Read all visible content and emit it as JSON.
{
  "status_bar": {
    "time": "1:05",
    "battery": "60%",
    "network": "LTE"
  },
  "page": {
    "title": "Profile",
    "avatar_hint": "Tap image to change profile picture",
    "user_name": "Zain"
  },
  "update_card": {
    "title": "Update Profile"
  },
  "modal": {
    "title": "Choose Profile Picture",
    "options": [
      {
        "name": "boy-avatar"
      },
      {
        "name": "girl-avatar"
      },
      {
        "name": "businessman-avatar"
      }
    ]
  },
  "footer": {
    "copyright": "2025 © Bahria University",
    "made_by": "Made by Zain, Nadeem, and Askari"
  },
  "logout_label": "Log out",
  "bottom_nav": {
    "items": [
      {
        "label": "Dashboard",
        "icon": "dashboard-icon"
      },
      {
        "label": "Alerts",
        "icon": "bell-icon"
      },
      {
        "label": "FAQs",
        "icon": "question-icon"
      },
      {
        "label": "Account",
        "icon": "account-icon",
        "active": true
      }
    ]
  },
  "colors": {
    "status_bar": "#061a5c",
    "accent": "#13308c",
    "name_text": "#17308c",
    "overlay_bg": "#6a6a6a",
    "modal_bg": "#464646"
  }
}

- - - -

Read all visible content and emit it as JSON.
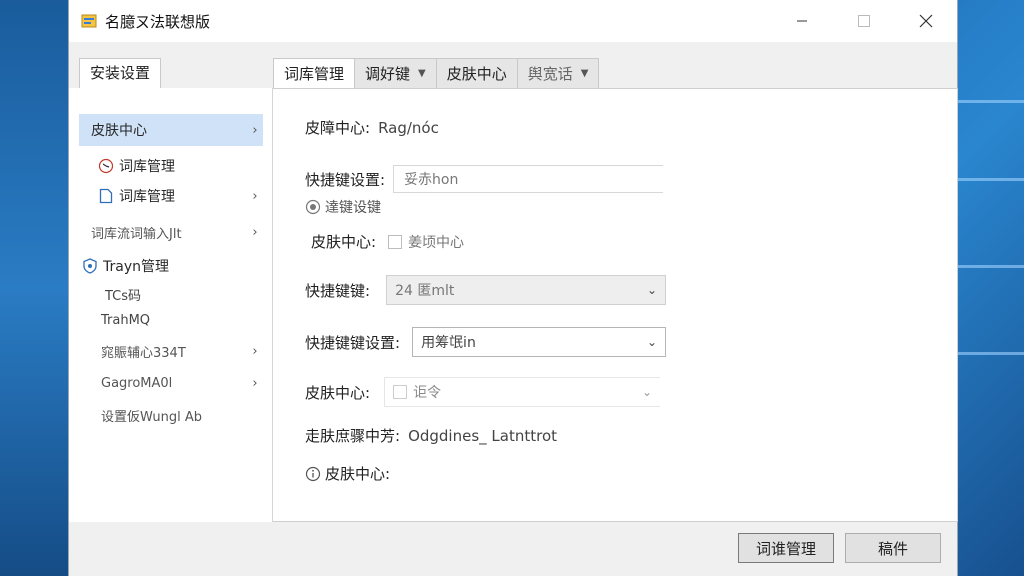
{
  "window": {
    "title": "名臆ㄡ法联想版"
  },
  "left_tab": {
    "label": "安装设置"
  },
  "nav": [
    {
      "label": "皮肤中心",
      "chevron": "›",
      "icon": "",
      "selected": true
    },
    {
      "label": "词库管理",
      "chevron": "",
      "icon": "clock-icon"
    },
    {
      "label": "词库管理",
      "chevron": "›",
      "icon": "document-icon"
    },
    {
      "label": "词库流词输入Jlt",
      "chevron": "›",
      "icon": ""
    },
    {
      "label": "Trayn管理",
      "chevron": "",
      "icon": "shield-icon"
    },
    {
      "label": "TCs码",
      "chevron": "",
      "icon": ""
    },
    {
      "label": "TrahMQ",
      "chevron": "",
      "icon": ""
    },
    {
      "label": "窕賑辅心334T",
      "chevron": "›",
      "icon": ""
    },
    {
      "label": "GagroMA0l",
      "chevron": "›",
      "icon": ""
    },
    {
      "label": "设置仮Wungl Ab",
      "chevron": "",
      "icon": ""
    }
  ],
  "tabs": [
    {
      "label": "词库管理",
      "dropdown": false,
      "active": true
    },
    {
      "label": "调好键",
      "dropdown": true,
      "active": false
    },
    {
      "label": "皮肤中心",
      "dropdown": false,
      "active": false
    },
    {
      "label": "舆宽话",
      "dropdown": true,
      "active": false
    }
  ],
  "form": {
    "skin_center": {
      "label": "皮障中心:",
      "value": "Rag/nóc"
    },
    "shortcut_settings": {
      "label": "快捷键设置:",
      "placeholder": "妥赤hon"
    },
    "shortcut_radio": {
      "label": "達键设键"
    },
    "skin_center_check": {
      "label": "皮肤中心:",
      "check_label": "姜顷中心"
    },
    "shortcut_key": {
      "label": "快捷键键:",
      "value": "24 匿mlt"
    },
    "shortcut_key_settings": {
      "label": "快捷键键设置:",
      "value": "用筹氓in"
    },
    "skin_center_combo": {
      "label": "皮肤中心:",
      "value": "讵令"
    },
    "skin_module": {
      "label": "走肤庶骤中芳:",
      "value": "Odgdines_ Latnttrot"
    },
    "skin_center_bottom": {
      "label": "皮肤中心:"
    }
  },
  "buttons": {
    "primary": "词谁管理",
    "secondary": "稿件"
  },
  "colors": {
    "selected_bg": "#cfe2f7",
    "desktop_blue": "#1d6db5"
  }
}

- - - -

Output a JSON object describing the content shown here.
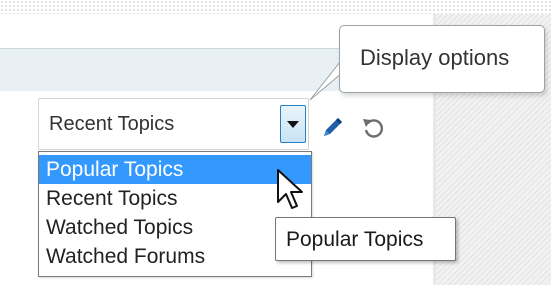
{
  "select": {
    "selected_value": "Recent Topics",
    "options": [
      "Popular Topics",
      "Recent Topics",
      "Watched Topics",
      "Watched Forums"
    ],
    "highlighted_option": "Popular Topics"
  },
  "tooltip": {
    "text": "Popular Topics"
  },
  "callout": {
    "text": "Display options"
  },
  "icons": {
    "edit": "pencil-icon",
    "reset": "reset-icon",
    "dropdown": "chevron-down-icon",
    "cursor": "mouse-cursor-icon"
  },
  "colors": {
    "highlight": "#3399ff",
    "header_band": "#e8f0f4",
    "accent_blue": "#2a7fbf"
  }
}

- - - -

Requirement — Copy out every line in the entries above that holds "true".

Written solution —
        "active": true
      "selected": true
      "active": true
      "dropdown": true,
      "dropdown": true,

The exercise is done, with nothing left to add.